■ **EXERCISE DESCRIPTION**
Whenever a line in the entries below contains "week", copy that line.

Top of SOURCE INFORMATION

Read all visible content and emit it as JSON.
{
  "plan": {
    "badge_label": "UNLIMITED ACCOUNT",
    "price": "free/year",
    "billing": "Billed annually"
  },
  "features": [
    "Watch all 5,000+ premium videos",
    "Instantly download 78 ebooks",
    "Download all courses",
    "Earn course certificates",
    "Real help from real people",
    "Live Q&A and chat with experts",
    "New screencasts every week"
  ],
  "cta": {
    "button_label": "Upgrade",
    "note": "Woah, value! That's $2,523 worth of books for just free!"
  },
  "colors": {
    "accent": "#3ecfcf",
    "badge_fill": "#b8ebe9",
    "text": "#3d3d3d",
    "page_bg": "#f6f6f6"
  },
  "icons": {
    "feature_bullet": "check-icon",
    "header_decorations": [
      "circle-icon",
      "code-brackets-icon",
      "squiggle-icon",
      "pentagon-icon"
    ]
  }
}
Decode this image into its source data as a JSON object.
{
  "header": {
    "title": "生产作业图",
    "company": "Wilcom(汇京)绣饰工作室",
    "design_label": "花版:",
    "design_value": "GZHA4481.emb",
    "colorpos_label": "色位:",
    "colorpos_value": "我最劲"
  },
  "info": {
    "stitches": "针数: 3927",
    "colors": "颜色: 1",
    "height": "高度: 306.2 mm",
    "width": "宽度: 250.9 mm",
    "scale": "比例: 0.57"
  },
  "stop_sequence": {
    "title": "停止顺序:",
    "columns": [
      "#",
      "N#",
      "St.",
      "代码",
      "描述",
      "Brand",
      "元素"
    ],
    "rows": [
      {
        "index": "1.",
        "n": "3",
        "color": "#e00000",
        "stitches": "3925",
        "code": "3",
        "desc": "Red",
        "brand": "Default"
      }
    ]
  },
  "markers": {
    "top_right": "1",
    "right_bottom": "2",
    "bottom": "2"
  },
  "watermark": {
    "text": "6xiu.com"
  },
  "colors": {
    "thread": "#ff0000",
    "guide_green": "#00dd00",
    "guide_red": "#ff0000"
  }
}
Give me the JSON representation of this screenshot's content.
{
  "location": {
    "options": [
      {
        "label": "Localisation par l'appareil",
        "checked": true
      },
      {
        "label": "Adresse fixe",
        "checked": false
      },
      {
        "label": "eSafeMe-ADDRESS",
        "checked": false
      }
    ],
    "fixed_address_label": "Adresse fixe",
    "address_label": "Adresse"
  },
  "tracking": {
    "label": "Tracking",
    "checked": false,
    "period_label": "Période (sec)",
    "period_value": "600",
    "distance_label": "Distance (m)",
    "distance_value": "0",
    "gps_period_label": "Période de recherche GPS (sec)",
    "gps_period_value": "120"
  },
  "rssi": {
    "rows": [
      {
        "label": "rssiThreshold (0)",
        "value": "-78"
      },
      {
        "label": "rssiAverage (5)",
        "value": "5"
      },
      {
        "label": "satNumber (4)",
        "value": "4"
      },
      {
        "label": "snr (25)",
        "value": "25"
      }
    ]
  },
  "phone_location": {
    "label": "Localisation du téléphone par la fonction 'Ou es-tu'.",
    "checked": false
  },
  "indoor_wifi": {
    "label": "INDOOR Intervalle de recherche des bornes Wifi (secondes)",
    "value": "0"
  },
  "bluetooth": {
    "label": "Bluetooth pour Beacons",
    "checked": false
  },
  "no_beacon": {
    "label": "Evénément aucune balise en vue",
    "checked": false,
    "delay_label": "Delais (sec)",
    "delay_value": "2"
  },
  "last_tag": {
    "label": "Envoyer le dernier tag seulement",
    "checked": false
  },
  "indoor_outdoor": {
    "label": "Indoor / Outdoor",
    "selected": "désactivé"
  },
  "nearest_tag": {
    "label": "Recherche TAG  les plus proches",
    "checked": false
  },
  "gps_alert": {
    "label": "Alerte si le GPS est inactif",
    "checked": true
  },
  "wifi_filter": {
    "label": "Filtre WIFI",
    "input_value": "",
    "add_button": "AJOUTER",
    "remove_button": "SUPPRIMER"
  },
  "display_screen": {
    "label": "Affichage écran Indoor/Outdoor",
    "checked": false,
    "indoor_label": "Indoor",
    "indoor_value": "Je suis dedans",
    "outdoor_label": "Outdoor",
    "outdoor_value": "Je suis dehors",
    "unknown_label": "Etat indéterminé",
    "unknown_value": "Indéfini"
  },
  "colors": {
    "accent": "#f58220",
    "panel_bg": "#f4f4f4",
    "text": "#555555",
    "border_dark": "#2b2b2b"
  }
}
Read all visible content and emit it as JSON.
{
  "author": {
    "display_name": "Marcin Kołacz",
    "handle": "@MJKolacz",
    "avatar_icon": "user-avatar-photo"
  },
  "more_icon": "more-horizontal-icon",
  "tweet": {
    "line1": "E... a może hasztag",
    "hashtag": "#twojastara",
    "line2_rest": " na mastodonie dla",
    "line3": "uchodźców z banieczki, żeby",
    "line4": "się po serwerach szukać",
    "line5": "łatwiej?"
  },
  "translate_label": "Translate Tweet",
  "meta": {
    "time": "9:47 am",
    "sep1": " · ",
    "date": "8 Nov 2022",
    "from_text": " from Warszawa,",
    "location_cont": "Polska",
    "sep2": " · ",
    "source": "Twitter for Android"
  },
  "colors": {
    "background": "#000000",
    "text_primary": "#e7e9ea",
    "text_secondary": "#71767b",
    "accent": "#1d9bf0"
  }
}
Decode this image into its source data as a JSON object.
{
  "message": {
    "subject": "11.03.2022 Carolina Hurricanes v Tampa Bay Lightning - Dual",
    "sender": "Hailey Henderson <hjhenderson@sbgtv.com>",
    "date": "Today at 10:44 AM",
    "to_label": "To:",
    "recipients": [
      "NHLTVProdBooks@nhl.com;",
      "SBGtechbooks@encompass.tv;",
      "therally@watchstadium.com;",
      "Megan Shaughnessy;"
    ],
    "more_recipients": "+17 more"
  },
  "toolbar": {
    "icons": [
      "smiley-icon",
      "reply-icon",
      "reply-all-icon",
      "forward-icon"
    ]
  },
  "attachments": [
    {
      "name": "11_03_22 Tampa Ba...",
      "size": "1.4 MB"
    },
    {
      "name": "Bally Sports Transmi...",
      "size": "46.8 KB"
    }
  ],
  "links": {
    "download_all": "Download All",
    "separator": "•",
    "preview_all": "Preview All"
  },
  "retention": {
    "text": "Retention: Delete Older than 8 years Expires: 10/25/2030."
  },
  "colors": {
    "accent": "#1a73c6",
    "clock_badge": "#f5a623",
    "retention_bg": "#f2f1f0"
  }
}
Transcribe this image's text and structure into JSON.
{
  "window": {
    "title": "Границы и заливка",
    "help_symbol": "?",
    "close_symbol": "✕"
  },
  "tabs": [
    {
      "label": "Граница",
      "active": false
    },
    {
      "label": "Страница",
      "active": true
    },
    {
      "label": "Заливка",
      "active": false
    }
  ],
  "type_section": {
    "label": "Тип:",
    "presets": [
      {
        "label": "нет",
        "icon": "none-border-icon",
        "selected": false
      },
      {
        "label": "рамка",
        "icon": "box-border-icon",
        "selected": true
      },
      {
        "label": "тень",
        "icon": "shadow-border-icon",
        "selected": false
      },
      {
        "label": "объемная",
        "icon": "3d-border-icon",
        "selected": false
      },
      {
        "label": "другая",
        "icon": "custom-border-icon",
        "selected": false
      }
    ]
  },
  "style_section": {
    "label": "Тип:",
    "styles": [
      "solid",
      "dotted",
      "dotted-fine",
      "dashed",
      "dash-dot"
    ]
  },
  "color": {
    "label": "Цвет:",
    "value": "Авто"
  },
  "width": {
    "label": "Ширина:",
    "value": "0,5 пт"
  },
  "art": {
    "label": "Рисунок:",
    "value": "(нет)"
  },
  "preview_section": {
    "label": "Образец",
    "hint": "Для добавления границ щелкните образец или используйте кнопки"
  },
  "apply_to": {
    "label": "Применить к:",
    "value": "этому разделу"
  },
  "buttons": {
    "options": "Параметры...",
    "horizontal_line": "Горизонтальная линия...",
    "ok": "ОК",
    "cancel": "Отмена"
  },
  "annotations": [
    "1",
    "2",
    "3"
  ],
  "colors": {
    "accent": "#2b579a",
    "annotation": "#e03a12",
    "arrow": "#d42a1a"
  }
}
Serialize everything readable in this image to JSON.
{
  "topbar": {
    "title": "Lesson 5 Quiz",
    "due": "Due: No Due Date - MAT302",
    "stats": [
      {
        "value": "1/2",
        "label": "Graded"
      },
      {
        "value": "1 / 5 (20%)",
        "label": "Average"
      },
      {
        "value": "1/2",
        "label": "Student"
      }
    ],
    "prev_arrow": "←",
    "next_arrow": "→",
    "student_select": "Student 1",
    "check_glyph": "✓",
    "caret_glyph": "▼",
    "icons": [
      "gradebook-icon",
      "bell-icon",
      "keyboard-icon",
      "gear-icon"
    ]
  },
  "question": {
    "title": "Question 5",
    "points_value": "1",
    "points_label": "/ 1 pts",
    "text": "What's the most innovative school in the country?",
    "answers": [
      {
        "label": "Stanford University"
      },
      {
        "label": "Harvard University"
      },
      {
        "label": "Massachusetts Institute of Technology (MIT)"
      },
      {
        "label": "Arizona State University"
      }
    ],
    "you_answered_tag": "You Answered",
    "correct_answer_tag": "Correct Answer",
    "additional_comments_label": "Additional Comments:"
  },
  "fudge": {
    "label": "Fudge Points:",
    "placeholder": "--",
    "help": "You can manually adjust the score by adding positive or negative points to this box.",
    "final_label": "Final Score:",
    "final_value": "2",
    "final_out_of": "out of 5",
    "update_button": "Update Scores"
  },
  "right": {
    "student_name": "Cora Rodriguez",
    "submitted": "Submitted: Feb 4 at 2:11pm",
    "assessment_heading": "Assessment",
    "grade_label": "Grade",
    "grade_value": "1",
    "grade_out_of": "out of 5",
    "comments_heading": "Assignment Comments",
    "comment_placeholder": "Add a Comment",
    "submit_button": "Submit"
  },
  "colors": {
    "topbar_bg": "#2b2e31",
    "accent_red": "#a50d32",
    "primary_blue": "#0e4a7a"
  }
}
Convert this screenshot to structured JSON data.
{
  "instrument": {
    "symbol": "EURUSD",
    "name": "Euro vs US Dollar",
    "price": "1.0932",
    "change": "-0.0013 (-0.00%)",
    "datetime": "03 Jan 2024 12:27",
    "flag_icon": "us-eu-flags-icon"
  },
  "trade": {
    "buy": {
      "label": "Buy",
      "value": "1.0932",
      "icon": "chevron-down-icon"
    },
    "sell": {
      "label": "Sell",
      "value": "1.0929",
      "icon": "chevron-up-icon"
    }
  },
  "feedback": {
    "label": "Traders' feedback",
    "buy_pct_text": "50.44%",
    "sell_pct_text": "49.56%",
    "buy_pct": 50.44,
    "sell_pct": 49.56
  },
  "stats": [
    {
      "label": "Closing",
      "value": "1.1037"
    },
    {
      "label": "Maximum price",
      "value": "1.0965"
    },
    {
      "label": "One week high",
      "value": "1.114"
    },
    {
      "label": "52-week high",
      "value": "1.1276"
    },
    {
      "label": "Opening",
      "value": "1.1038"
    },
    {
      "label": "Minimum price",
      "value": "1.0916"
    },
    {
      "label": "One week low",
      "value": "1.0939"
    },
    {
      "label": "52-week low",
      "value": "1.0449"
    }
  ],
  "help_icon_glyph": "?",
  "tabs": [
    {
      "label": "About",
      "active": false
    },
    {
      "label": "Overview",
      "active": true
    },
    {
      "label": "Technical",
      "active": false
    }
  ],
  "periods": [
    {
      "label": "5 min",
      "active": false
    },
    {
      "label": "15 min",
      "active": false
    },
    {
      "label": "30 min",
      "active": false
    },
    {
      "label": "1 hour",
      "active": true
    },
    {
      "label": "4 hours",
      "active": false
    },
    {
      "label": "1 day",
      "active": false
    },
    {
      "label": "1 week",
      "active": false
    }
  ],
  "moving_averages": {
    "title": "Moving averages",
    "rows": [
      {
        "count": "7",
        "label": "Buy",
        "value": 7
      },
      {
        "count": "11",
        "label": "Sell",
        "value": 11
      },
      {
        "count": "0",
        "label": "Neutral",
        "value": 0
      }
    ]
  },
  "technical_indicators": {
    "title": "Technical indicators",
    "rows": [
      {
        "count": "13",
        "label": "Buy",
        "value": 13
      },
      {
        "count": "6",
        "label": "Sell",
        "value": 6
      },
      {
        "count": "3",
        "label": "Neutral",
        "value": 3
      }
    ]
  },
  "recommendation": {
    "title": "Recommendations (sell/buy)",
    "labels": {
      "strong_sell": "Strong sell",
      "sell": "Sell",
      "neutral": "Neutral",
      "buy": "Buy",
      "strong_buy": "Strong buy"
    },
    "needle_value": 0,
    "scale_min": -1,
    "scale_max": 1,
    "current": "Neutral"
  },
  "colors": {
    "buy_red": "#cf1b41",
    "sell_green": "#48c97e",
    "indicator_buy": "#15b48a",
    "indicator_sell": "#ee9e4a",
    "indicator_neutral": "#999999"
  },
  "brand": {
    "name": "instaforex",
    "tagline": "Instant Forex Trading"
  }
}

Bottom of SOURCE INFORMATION

■ **OUTPUT OF THE EXERCISE**
    "New screencasts every week"
      "label": "One week high",
      "label": "52-week high",
      "label": "One week low",
      "label": "52-week low",
      "label": "1 week",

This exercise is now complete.